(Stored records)

======

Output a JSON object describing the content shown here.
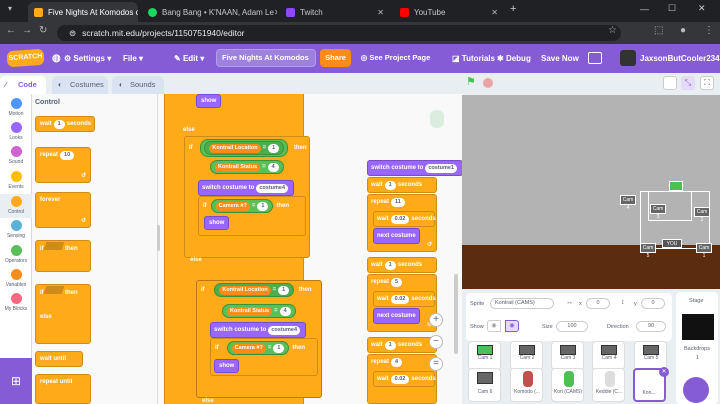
{
  "browser": {
    "tabs": [
      {
        "title": "Five Nights At Komodos on Sc",
        "icon_color": "#ffab19",
        "active": true
      },
      {
        "title": "Bang Bang • K'NAAN, Adam Le",
        "icon_color": "#1ed760",
        "active": false
      },
      {
        "title": "Twitch",
        "icon_color": "#9146ff",
        "active": false
      },
      {
        "title": "YouTube",
        "icon_color": "#ff0000",
        "active": false
      }
    ],
    "new_tab": "+",
    "url": "scratch.mit.edu/projects/1150751940/editor"
  },
  "menubar": {
    "logo": "SCRATCH",
    "settings": "Settings",
    "file": "File",
    "edit": "Edit",
    "project_title": "Five Nights At Komodos",
    "share": "Share",
    "see_project_page": "See Project Page",
    "tutorials": "Tutorials",
    "debug": "Debug",
    "save_now": "Save Now",
    "username": "JaxsonButCooler234"
  },
  "editor_tabs": {
    "code": "Code",
    "costumes": "Costumes",
    "sounds": "Sounds"
  },
  "categories": [
    {
      "label": "Motion",
      "color": "#4c97ff"
    },
    {
      "label": "Looks",
      "color": "#9966ff"
    },
    {
      "label": "Sound",
      "color": "#cf63cf"
    },
    {
      "label": "Events",
      "color": "#ffbf00"
    },
    {
      "label": "Control",
      "color": "#ffab19"
    },
    {
      "label": "Sensing",
      "color": "#5cb1d6"
    },
    {
      "label": "Operators",
      "color": "#59c059"
    },
    {
      "label": "Variables",
      "color": "#ff8c1a"
    },
    {
      "label": "My Blocks",
      "color": "#ff6680"
    }
  ],
  "palette": {
    "heading": "Control",
    "wait": "wait",
    "wait_value": "1",
    "seconds": "seconds",
    "repeat": "repeat",
    "repeat_value": "10",
    "forever": "forever",
    "if": "if",
    "then": "then",
    "else": "else",
    "wait_until": "wait until",
    "repeat_until": "repeat until"
  },
  "script": {
    "show": "show",
    "else": "else",
    "if": "if",
    "then": "then",
    "kontrail_location": "Kontrail Location",
    "kontrail_status": "Kontrail Status",
    "equals": "=",
    "loc_value": "1",
    "status_value": "4",
    "switch_costume_to": "switch costume to",
    "costume4": "costume4",
    "costume1": "costume1",
    "camera_var": "Camera #?",
    "camera_value": "1",
    "wait": "wait",
    "seconds": "seconds",
    "repeat": "repeat",
    "next_costume": "next costume",
    "w1": "1",
    "r1": "11",
    "w2": "0.02",
    "w3": "1",
    "r2": "5",
    "w4": "0.02",
    "w5": "1",
    "r3": "4",
    "w6": "0.02",
    "zoom_in": "+",
    "zoom_out": "−",
    "zoom_reset": "="
  },
  "stage": {
    "cams": [
      "Cam 4",
      "Cam 3",
      "Cam 2",
      "Cam 5",
      "Cam 1",
      "Cam 6",
      "YOU",
      "Cam 1"
    ]
  },
  "sprite_info": {
    "sprite_label": "Sprite",
    "sprite_name": "Kontrail (CAMS)",
    "x_label": "x",
    "x_value": "0",
    "y_label": "y",
    "y_value": "0",
    "show_label": "Show",
    "size_label": "Size",
    "size_value": "100",
    "direction_label": "Direction",
    "direction_value": "90"
  },
  "sprites": [
    {
      "name": "Cam 1"
    },
    {
      "name": "Cam 2"
    },
    {
      "name": "Cam 3"
    },
    {
      "name": "Cam 4"
    },
    {
      "name": "Cam 5"
    },
    {
      "name": "Cam 6"
    },
    {
      "name": "Komodo (..."
    },
    {
      "name": "Kori (CAMS)"
    },
    {
      "name": "Keddie (C..."
    },
    {
      "name": "Kon..."
    }
  ],
  "stage_pane": {
    "label": "Stage",
    "backdrops": "Backdrops",
    "backdrop_count": "1"
  }
}
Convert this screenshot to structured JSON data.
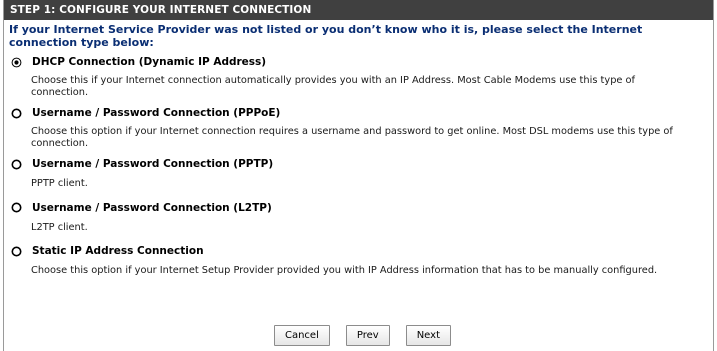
{
  "header": {
    "title": "STEP 1: CONFIGURE YOUR INTERNET CONNECTION"
  },
  "intro": {
    "text": "If your Internet Service Provider was not listed or you don’t know who it is, please select the Internet connection type below:"
  },
  "options": [
    {
      "label": "DHCP Connection (Dynamic IP Address)",
      "description": "Choose this if your Internet connection automatically provides you with an IP Address. Most Cable Modems use this type of connection.",
      "selected": true
    },
    {
      "label": "Username / Password Connection (PPPoE)",
      "description": "Choose this option if your Internet connection requires a username and password to get online. Most DSL modems use this type of connection.",
      "selected": false
    },
    {
      "label": "Username / Password Connection (PPTP)",
      "description": "PPTP client.",
      "selected": false
    },
    {
      "label": "Username / Password Connection (L2TP)",
      "description": "L2TP client.",
      "selected": false
    },
    {
      "label": "Static IP Address Connection",
      "description": "Choose this option if your Internet Setup Provider provided you with IP Address information that has to be manually configured.",
      "selected": false
    }
  ],
  "buttons": {
    "cancel": "Cancel",
    "prev": "Prev",
    "next": "Next"
  },
  "colors": {
    "header_bg": "#404040",
    "intro_text": "#0a2e73"
  }
}
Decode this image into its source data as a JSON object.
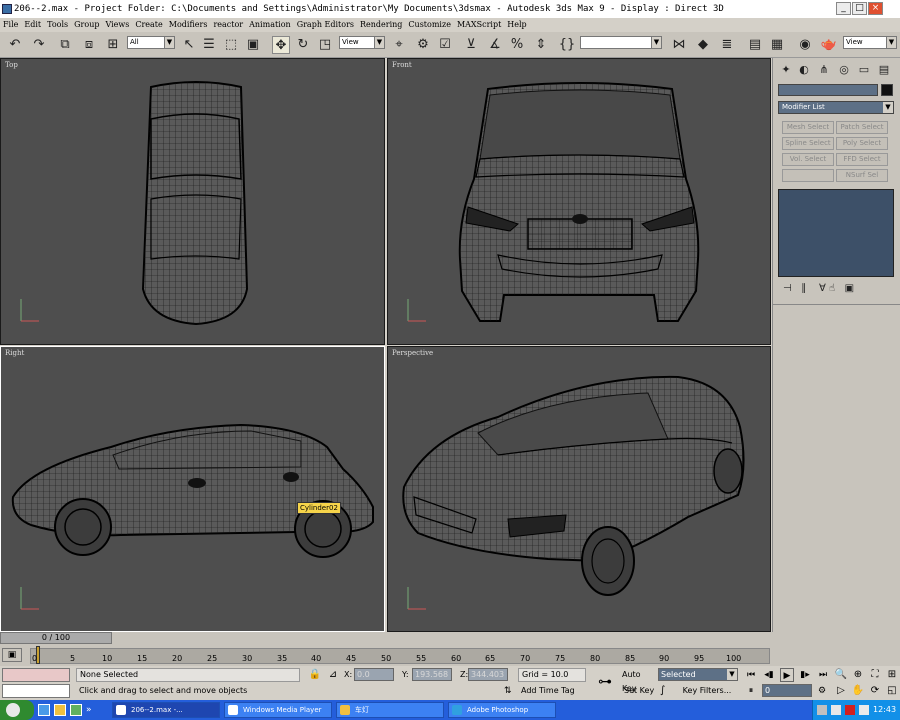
{
  "window": {
    "title": "206--2.max - Project Folder: C:\\Documents and Settings\\Administrator\\My Documents\\3dsmax - Autodesk 3ds Max 9 - Display : Direct 3D",
    "controls": [
      "_",
      "□",
      "×"
    ]
  },
  "menu": [
    "File",
    "Edit",
    "Tools",
    "Group",
    "Views",
    "Create",
    "Modifiers",
    "reactor",
    "Animation",
    "Graph Editors",
    "Rendering",
    "Customize",
    "MAXScript",
    "Help"
  ],
  "toolbar": {
    "selection_filter": "All",
    "ref_coord": "View",
    "named_selection": "",
    "render_view": "View"
  },
  "viewports": [
    {
      "label": "Top"
    },
    {
      "label": "Front"
    },
    {
      "label": "Right",
      "tooltip": "Cylinder02"
    },
    {
      "label": "Perspective"
    }
  ],
  "command_panel": {
    "name_field": "",
    "modifier_list": "Modifier List",
    "modifier_buttons": [
      "Mesh Select",
      "Patch Select",
      "Spline Select",
      "Poly Select",
      "Vol. Select",
      "FFD Select",
      "",
      "NSurf Sel"
    ]
  },
  "timeline": {
    "frame": "0 / 100",
    "ticks": [
      "0",
      "5",
      "10",
      "15",
      "20",
      "25",
      "30",
      "35",
      "40",
      "45",
      "50",
      "55",
      "60",
      "65",
      "70",
      "75",
      "80",
      "85",
      "90",
      "95",
      "100"
    ]
  },
  "status": {
    "selection": "None Selected",
    "prompt": "Click and drag to select and move objects",
    "x_value": "0.0",
    "y_value": "193.568",
    "z_value": "344.403",
    "grid": "Grid = 10.0",
    "add_time_tag": "Add Time Tag",
    "auto_key": "Auto Key",
    "set_key": "Set Key",
    "key_mode": "Selected",
    "key_filters": "Key Filters...",
    "current_frame": "0"
  },
  "taskbar": {
    "tasks": [
      "206--2.max -...",
      "Windows Media Player",
      "车灯",
      "Adobe Photoshop"
    ],
    "clock": "12:43"
  }
}
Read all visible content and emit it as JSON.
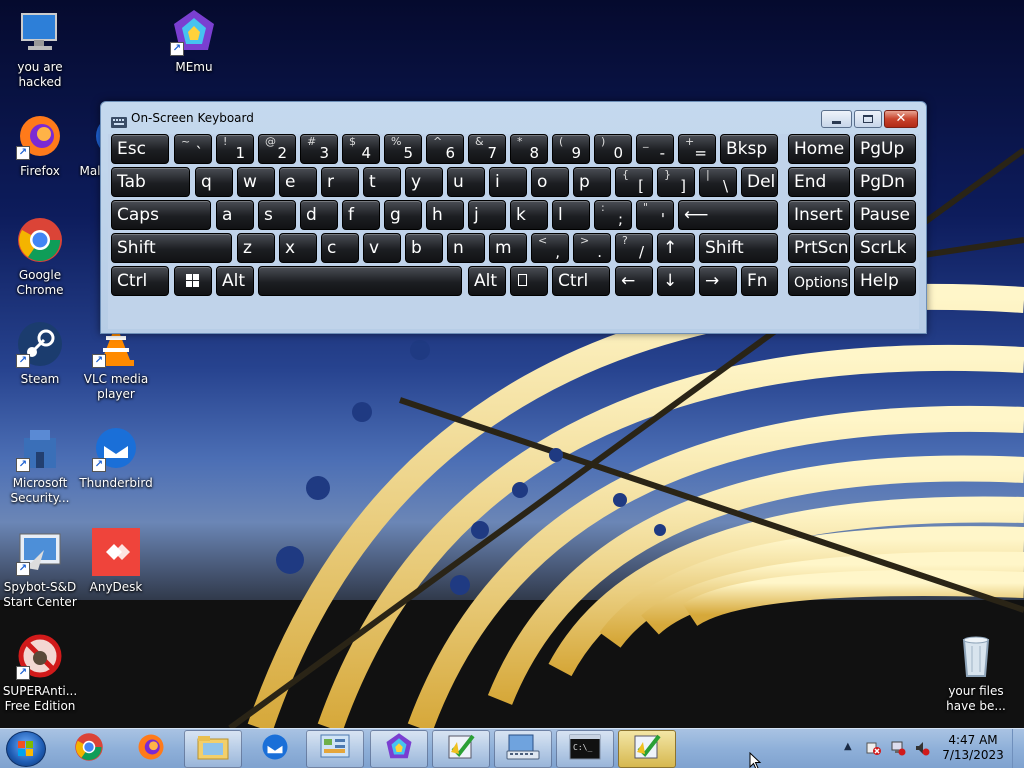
{
  "desktop": {
    "icons": [
      {
        "label": "you are hacked",
        "icon": "computer-icon"
      },
      {
        "label": "MEmu",
        "icon": "memu-icon"
      },
      {
        "label": "Firefox",
        "icon": "firefox-icon"
      },
      {
        "label": "Mal",
        "icon": "malwarebytes-icon"
      },
      {
        "label": "Google Chrome",
        "icon": "chrome-icon"
      },
      {
        "label": "Steam",
        "icon": "steam-icon"
      },
      {
        "label": "VLC media player",
        "icon": "vlc-icon"
      },
      {
        "label": "Microsoft Security...",
        "icon": "security-icon"
      },
      {
        "label": "Thunderbird",
        "icon": "thunderbird-icon"
      },
      {
        "label": "Spybot-S&D Start Center",
        "icon": "spybot-icon"
      },
      {
        "label": "AnyDesk",
        "icon": "anydesk-icon"
      },
      {
        "label": "SUPERAnti... Free Edition",
        "icon": "superantispyware-icon"
      },
      {
        "label": "your files have be...",
        "icon": "recycle-bin-icon"
      }
    ]
  },
  "osk": {
    "title": "On-Screen Keyboard",
    "rows": [
      [
        {
          "main": "Esc"
        },
        {
          "hi": "~",
          "lo": "`"
        },
        {
          "hi": "!",
          "lo": "1"
        },
        {
          "hi": "@",
          "lo": "2"
        },
        {
          "hi": "#",
          "lo": "3"
        },
        {
          "hi": "$",
          "lo": "4"
        },
        {
          "hi": "%",
          "lo": "5"
        },
        {
          "hi": "^",
          "lo": "6"
        },
        {
          "hi": "&",
          "lo": "7"
        },
        {
          "hi": "*",
          "lo": "8"
        },
        {
          "hi": "(",
          "lo": "9"
        },
        {
          "hi": ")",
          "lo": "0"
        },
        {
          "hi": "_",
          "lo": "-"
        },
        {
          "hi": "+",
          "lo": "="
        },
        {
          "main": "Bksp"
        },
        {
          "main": "Home"
        },
        {
          "main": "PgUp"
        }
      ],
      [
        {
          "main": "Tab"
        },
        {
          "main": "q"
        },
        {
          "main": "w"
        },
        {
          "main": "e"
        },
        {
          "main": "r"
        },
        {
          "main": "t"
        },
        {
          "main": "y"
        },
        {
          "main": "u"
        },
        {
          "main": "i"
        },
        {
          "main": "o"
        },
        {
          "main": "p"
        },
        {
          "hi": "{",
          "lo": "["
        },
        {
          "hi": "}",
          "lo": "]"
        },
        {
          "hi": "|",
          "lo": "\\"
        },
        {
          "main": "Del"
        },
        {
          "main": "End"
        },
        {
          "main": "PgDn"
        }
      ],
      [
        {
          "main": "Caps"
        },
        {
          "main": "a"
        },
        {
          "main": "s"
        },
        {
          "main": "d"
        },
        {
          "main": "f"
        },
        {
          "main": "g"
        },
        {
          "main": "h"
        },
        {
          "main": "j"
        },
        {
          "main": "k"
        },
        {
          "main": "l"
        },
        {
          "hi": ":",
          "lo": ";"
        },
        {
          "hi": "\"",
          "lo": "'"
        },
        {
          "main": "⟵"
        },
        {
          "main": "Insert"
        },
        {
          "main": "Pause"
        }
      ],
      [
        {
          "main": "Shift"
        },
        {
          "main": "z"
        },
        {
          "main": "x"
        },
        {
          "main": "c"
        },
        {
          "main": "v"
        },
        {
          "main": "b"
        },
        {
          "main": "n"
        },
        {
          "main": "m"
        },
        {
          "hi": "<",
          "lo": ","
        },
        {
          "hi": ">",
          "lo": "."
        },
        {
          "hi": "?",
          "lo": "/"
        },
        {
          "main": "↑"
        },
        {
          "main": "Shift"
        },
        {
          "main": "PrtScn"
        },
        {
          "main": "ScrLk"
        }
      ],
      [
        {
          "main": "Ctrl"
        },
        {
          "main": "",
          "icon": "windows-logo-icon"
        },
        {
          "main": "Alt"
        },
        {
          "main": ""
        },
        {
          "main": "Alt"
        },
        {
          "main": "",
          "icon": "menu-icon"
        },
        {
          "main": "Ctrl"
        },
        {
          "main": "←"
        },
        {
          "main": "↓"
        },
        {
          "main": "→"
        },
        {
          "main": "Fn"
        },
        {
          "main": "Options"
        },
        {
          "main": "Help"
        }
      ]
    ]
  },
  "taskbar": {
    "items": [
      {
        "name": "chrome",
        "icon": "chrome-icon",
        "state": "pinned"
      },
      {
        "name": "firefox",
        "icon": "firefox-icon",
        "state": "pinned"
      },
      {
        "name": "explorer",
        "icon": "folder-icon",
        "state": "open"
      },
      {
        "name": "thunderbird",
        "icon": "thunderbird-icon",
        "state": "pinned"
      },
      {
        "name": "control-panel",
        "icon": "control-panel-icon",
        "state": "open"
      },
      {
        "name": "memu",
        "icon": "memu-icon",
        "state": "open"
      },
      {
        "name": "notepad-check",
        "icon": "checkmark-doc-icon",
        "state": "open"
      },
      {
        "name": "osk",
        "icon": "keyboard-icon",
        "state": "open"
      },
      {
        "name": "cmd",
        "icon": "cmd-icon",
        "state": "open"
      },
      {
        "name": "notepad-check-2",
        "icon": "checkmark-doc-icon",
        "state": "active"
      }
    ],
    "clock_time": "4:47 AM",
    "clock_date": "7/13/2023"
  },
  "colors": {
    "taskbar": "#8fb0d9",
    "osk_frame": "#c0d3ea",
    "key": "#1c1e22",
    "close_button": "#c8432c"
  }
}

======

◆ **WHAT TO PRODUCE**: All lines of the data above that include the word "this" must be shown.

◆ **WORKED SOLUTION**:
Convert this screenshot to structured JSON data.
      "description": "Choose this if your Internet connection automatically provides you with an IP Address. Most Cable Modems use this type of connection.",
      "description": "Choose this option if your Internet connection requires a username and password to get online. Most DSL modems use this type of connection.",
      "description": "Choose this option if your Internet Setup Provider provided you with IP Address information that has to be manually configured.",
Decode this image into its source data as a JSON object.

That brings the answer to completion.